The lottery is a game of chance in which participants purchase tickets for a prize that depends on the drawing of numbers. Lotteries are often regulated and sponsored by states as a way to raise money for public purposes. In addition, private organizations may conduct a lottery to award prizes for various activities, such as housing units or kindergarten placements. A person may also be selected by lottery to serve on a jury or as an emergency medical technician.
Despite the fact that lottery games involve risk, many people enjoy playing them. Some players try to optimize their odds of winning by buying more tickets or choosing numbers that appear less frequently in previous draws. In addition, some players believe that a certain number is lucky because it corresponds to their birthday or other significant event. However, experts warn that these tips are not based on statistical reasoning and can reduce the chances of winning.
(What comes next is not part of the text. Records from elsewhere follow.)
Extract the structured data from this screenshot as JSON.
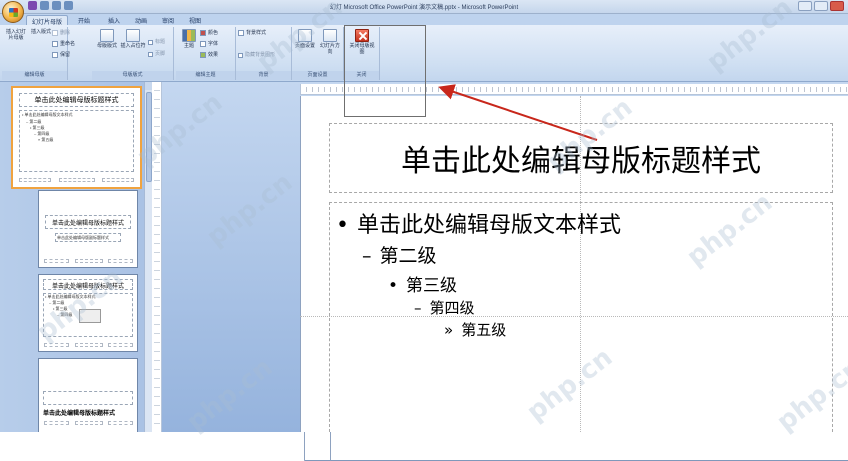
{
  "window": {
    "title": "幻灯 Microsoft Office PowerPoint 演示文稿.pptx - Microsoft PowerPoint"
  },
  "tabs": [
    {
      "label": "幻灯片母版",
      "active": true
    },
    {
      "label": "开始",
      "active": false
    },
    {
      "label": "插入",
      "active": false
    },
    {
      "label": "动画",
      "active": false
    },
    {
      "label": "审阅",
      "active": false
    },
    {
      "label": "视图",
      "active": false
    }
  ],
  "ribbon": {
    "groups": [
      {
        "label": "编辑母版"
      },
      {
        "label": "母版版式"
      },
      {
        "label": "编辑主题"
      },
      {
        "label": "背景"
      },
      {
        "label": "页面设置"
      },
      {
        "label": "关闭"
      }
    ],
    "buttons": {
      "insert_master": "插入幻灯片母版",
      "insert_layout": "插入版式",
      "delete": "删除",
      "rename": "重命名",
      "preserve": "保留",
      "master_layout": "母版版式",
      "insert_placeholder": "插入占位符",
      "title_check": "标题",
      "footer_check": "页脚",
      "theme": "主题",
      "colors": "颜色",
      "fonts": "字体",
      "effects": "效果",
      "bg_styles": "背景样式",
      "hide_bg": "隐藏背景图形",
      "page_setup": "页面设置",
      "orientation": "幻灯片方向",
      "close_view": "关闭母版视图"
    }
  },
  "slide": {
    "title": "单击此处编辑母版标题样式",
    "levels": [
      {
        "marker": "•",
        "text": "单击此处编辑母版文本样式"
      },
      {
        "marker": "–",
        "text": "第二级"
      },
      {
        "marker": "•",
        "text": "第三级"
      },
      {
        "marker": "–",
        "text": "第四级"
      },
      {
        "marker": "»",
        "text": "第五级"
      }
    ]
  },
  "thumbnails": {
    "master_title": "单击此处编辑母版标题样式",
    "master_body": "• 单击此处编辑母版文本样式",
    "master_l2": "– 第二级",
    "master_l3": "• 第三级",
    "master_l4": "– 第四级",
    "master_l5": "» 第五级",
    "layout1_title": "单击此处编辑母版标题样式",
    "layout1_sub": "单击此处编辑母版副标题样式",
    "layout2_title": "单击此处编辑母版标题样式",
    "layout2_body": "• 单击此处编辑母版文本样式",
    "layout2_l2": "– 第二级",
    "layout2_l3": "• 第三级",
    "layout2_l4": "– 第四级",
    "layout3_title": "单击此处编辑母版标题样式"
  },
  "watermark": "php.cn"
}
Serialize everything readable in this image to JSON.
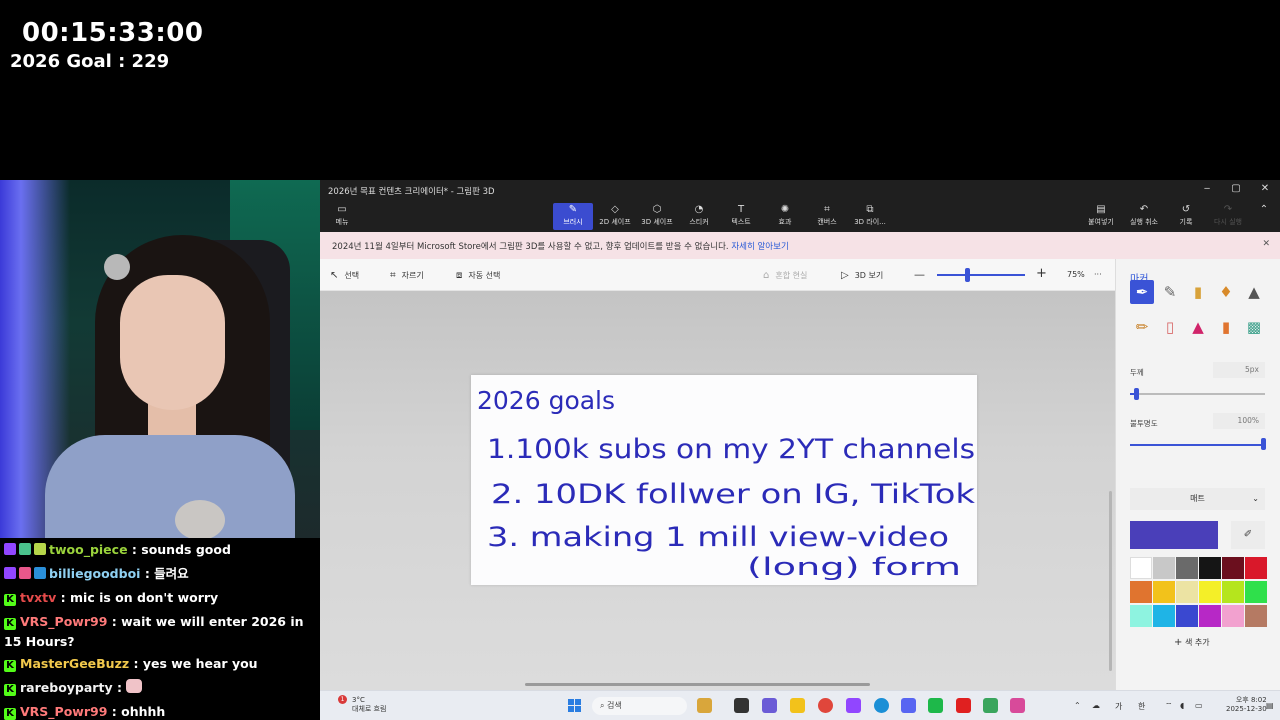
{
  "overlay": {
    "timer": "00:15:33:00",
    "goal": "2026 Goal : 229"
  },
  "chat": {
    "messages": [
      {
        "user": "twoo_piece",
        "user_color": "#9bd43c",
        "text": " : sounds good"
      },
      {
        "user": "billiegoodboi",
        "user_color": "#8fd0f2",
        "text": " : 들려요"
      },
      {
        "user": "tvxtv",
        "user_color": "#e64b4b",
        "text": " : mic is on don't worry"
      },
      {
        "user": "VRS_Powr99",
        "user_color": "#ff7a7a",
        "text": " : wait we will enter 2026 in 15 Hours?"
      },
      {
        "user": "MasterGeeBuzz",
        "user_color": "#f2c94c",
        "text": " : yes we hear you"
      },
      {
        "user": "rareboyparty",
        "user_color": "#f2f2f2",
        "text": " : "
      },
      {
        "user": "VRS_Powr99",
        "user_color": "#ff7a7a",
        "text": " : ohhhh"
      }
    ]
  },
  "window": {
    "title": "2026년 목표 컨텐츠 크리에이터* - 그림판 3D",
    "controls": {
      "minimize": "‒",
      "maximize": "▢",
      "close": "✕"
    }
  },
  "ribbon": {
    "menu": "메뉴",
    "tools": [
      "브러시",
      "2D 셰이프",
      "3D 셰이프",
      "스티커",
      "텍스트",
      "효과",
      "캔버스",
      "3D 라이..."
    ],
    "right": [
      "붙여넣기",
      "실행 취소",
      "기록",
      "다시 실행"
    ]
  },
  "notice": {
    "text": "2024년 11월 4일부터 Microsoft Store에서 그림판 3D를 사용할 수 없고, 향후 업데이트를 받을 수 없습니다.",
    "link": "자세히 알아보기"
  },
  "toolbar": {
    "select": "선택",
    "crop": "자르기",
    "magic_select": "자동 선택",
    "mixed_reality": "혼합 현실",
    "view_3d": "3D 보기",
    "zoom_minus": "—",
    "zoom_plus": "+",
    "zoom_value": "75%",
    "more": "···"
  },
  "canvas": {
    "lines": [
      "2026 goals",
      "1.100k subs on my 2YT channels",
      "2. 10DK follwer on IG, TikTok",
      "3. making 1 mill view-video",
      "(long) form"
    ]
  },
  "side_panel": {
    "title": "마커",
    "thickness_label": "두께",
    "thickness_value": "5px",
    "opacity_label": "불투명도",
    "opacity_value": "100%",
    "finish": "매트",
    "add_color": "색 추가",
    "current_color": "#4a3fb9",
    "palette": [
      "#ffffff",
      "#c8c8c8",
      "#6a6a6a",
      "#151515",
      "#6b0f1e",
      "#d9182a",
      "#e0742f",
      "#f2c21b",
      "#ece3a3",
      "#f4ef28",
      "#b5e51d",
      "#2fe04b",
      "#8ef3e0",
      "#1fb4e6",
      "#3a48d0",
      "#b728c6",
      "#f2a1cf",
      "#b57a63"
    ]
  },
  "taskbar": {
    "weather_temp": "3°C",
    "weather_text": "대체로 흐림",
    "badge": "1",
    "search_placeholder": "검색",
    "tray_lang": "가",
    "tray_ime": "한",
    "time": "오후 8:02",
    "date": "2025-12-30"
  }
}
Lottery players are also exposed to misleading marketing. For example, many state-sponsored lotteries advertise jackpots in headlines and on billboards that exaggerate the size of the prize. This is designed to lure consumers, but it does not help them understand the true size of the prize or its probability of being won. In addition, large jackpots generate a lot of free publicity for the lottery, which can help increase sales.
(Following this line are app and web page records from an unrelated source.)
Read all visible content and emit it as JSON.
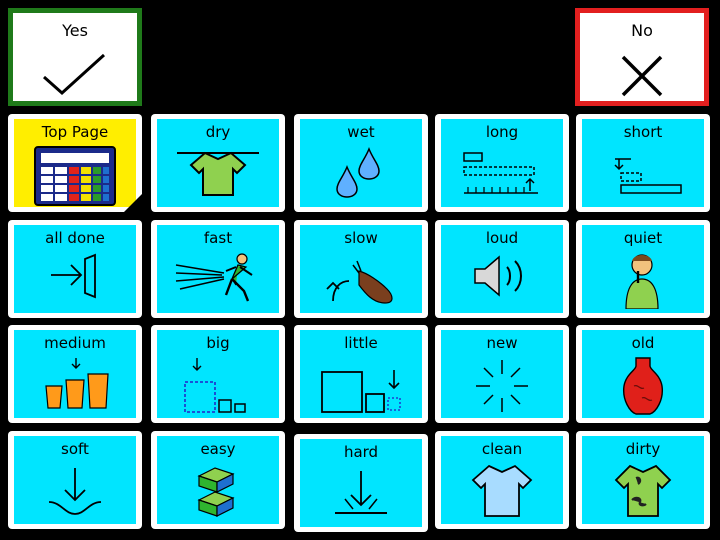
{
  "yes": {
    "label": "Yes"
  },
  "no": {
    "label": "No"
  },
  "grid": [
    {
      "label": "Top Page",
      "icon": "grid-board-icon"
    },
    {
      "label": "dry",
      "icon": "shirt-on-line-icon"
    },
    {
      "label": "wet",
      "icon": "water-drops-icon"
    },
    {
      "label": "long",
      "icon": "long-ruler-icon"
    },
    {
      "label": "short",
      "icon": "short-bar-icon"
    },
    {
      "label": "all done",
      "icon": "arrow-into-door-icon"
    },
    {
      "label": "fast",
      "icon": "running-man-icon"
    },
    {
      "label": "slow",
      "icon": "snail-icon"
    },
    {
      "label": "loud",
      "icon": "speaker-loud-icon"
    },
    {
      "label": "quiet",
      "icon": "person-shush-icon"
    },
    {
      "label": "medium",
      "icon": "three-cups-icon"
    },
    {
      "label": "big",
      "icon": "big-square-icon"
    },
    {
      "label": "little",
      "icon": "little-square-icon"
    },
    {
      "label": "new",
      "icon": "sparkle-icon"
    },
    {
      "label": "old",
      "icon": "vase-icon"
    },
    {
      "label": "soft",
      "icon": "soft-arrow-icon"
    },
    {
      "label": "easy",
      "icon": "easy-blocks-icon"
    },
    {
      "label": "hard",
      "icon": "hard-arrow-icon"
    },
    {
      "label": "clean",
      "icon": "clean-shirt-icon"
    },
    {
      "label": "dirty",
      "icon": "dirty-shirt-icon"
    }
  ]
}
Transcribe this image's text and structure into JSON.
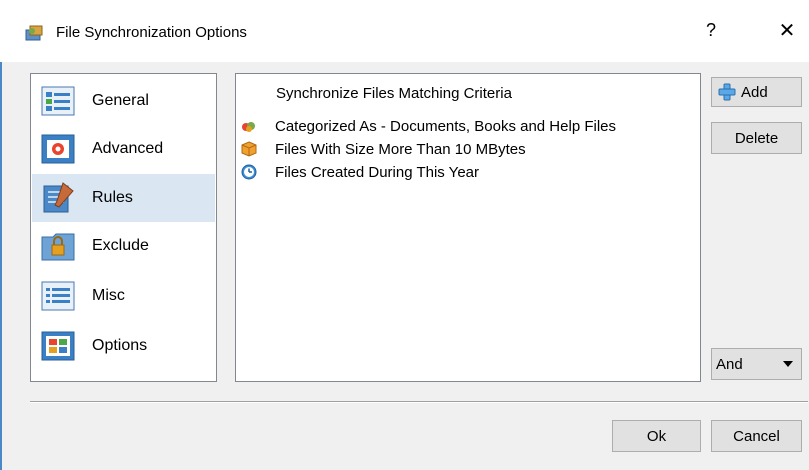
{
  "window": {
    "title": "File Synchronization Options",
    "help_label": "?",
    "close_label": "✕"
  },
  "nav": {
    "items": [
      {
        "label": "General",
        "icon": "general-icon"
      },
      {
        "label": "Advanced",
        "icon": "advanced-icon"
      },
      {
        "label": "Rules",
        "icon": "rules-icon",
        "selected": true
      },
      {
        "label": "Exclude",
        "icon": "exclude-icon"
      },
      {
        "label": "Misc",
        "icon": "misc-icon"
      },
      {
        "label": "Options",
        "icon": "options-icon"
      }
    ]
  },
  "rules": {
    "header": "Synchronize Files Matching Criteria",
    "items": [
      {
        "label": "Categorized As - Documents, Books and Help Files",
        "icon": "category-icon"
      },
      {
        "label": "Files With Size More Than 10 MBytes",
        "icon": "size-icon"
      },
      {
        "label": "Files Created During This Year",
        "icon": "clock-icon"
      }
    ]
  },
  "buttons": {
    "add": "Add",
    "delete": "Delete",
    "combine": "And",
    "ok": "Ok",
    "cancel": "Cancel"
  },
  "colors": {
    "accent": "#4a88c8",
    "selection": "#dbe6f3"
  }
}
In the United States, a lotteries are legal in some jurisdictions and illegal in others. Some states prohibit the sale of tickets while others regulate the games and tax them. The lottery is an important source of revenue for some governments and is used to fund a variety of government projects, including schools, roads, hospitals, and bridges. It is also an important source of revenue for religious institutions and charitable organizations.
The word lottery is derived from the Latin lotere, meaning “to draw lots”. It was first used in English in the early 17th century. It later gained popularity in colonial America, where it was used to finance public and private ventures. It was also a common way for colonists to secure land. In addition, the lottery was a popular source of revenue for the Continental Congress during the Revolutionary War.
In modern times, the lottery is a major form of gambling. The games are highly profitable and attract a wide range of gamblers. Some people have won millions of dollars in a single lottery ticket. However, the odds of winning are low. Nevertheless, the popularity of the lottery has led to the creation of numerous strategies that can improve your chances of winning.
The most popular strategy is to buy more tickets. This will increase your chances of winning by a small amount. In addition, you should avoid selecting numbers that are close together or those that end with the same digit. Also, you should try to avoid selecting numbers that have sentimental value. This is because other players might have the same strategy and might be more likely to choose those numbers.